A recent UN report on single-use plastics highlighted some further sobering facts:

  • In 2015, plastic packaging waste amounted to 47% of all plastic waste produced globally.
  • It’s estimated that we consume between one and five trillion plastic bags a year – five trillion bags equates to almost 10 million bags per minute and if laid flat, this quantity would cover an area twice the size of France.
  • Styrofoam containers (which also reportedly contain carcinogenic materials) can take over 1,000 years to decompose.
  • By 2050, it’s estimated that 99% of marine birds will have ingested plastic.
  • It costs approximately €630 million per year to clean up Europe’s beaches and shores.

While governments work on improving waste management systems and consider bans and levies on certain plastic items, the UN highlights the importance of policy makers to raise public awareness and change consumer behaviour. And in this, we can have an active role.

Slow living is about removing yourself from the quickened pace of daily life to make conscious decisions. In the environmental sphere, this means replacing the idea that “you don’t have time”, with “living with intent” by planning ahead to be able to consume in a more sustainable way.

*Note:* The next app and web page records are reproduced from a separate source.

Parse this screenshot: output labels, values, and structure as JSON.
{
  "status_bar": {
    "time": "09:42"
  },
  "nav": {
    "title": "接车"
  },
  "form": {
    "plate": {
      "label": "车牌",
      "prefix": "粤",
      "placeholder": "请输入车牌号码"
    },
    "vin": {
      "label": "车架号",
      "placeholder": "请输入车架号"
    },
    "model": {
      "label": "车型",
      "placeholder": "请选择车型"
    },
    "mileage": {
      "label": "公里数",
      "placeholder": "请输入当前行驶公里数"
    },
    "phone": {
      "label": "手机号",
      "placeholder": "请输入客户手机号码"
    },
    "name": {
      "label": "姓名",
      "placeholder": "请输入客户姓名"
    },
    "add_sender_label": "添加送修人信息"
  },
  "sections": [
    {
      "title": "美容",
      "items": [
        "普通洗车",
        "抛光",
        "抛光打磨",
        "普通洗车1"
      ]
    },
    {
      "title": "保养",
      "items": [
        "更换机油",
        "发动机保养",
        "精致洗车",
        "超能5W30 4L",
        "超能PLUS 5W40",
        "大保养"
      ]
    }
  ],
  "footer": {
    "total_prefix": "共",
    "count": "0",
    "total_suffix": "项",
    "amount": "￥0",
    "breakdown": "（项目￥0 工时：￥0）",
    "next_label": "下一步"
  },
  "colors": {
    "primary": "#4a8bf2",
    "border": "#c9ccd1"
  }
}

For example, you could make more time to cook from scratch using local, in-season produce that doesn’t come wrapped in packaging. This could have a knock-on effect; support your local community, eat fresher food and carve out time in your day for a screen-free, mindful activity.

Or, you might choose to do some research into sustainable swaps for your go-to plastic items on supermarket shelves – many of these products are reusable, too, benefitting your wallet.

When it comes to the impact of our impulsive throwaway culture on the environment, it’s clear that it’s time to build on the counter-current that has been stirring in recent years. It’s time to live slower and make it fashionable to reuse, research and waste less.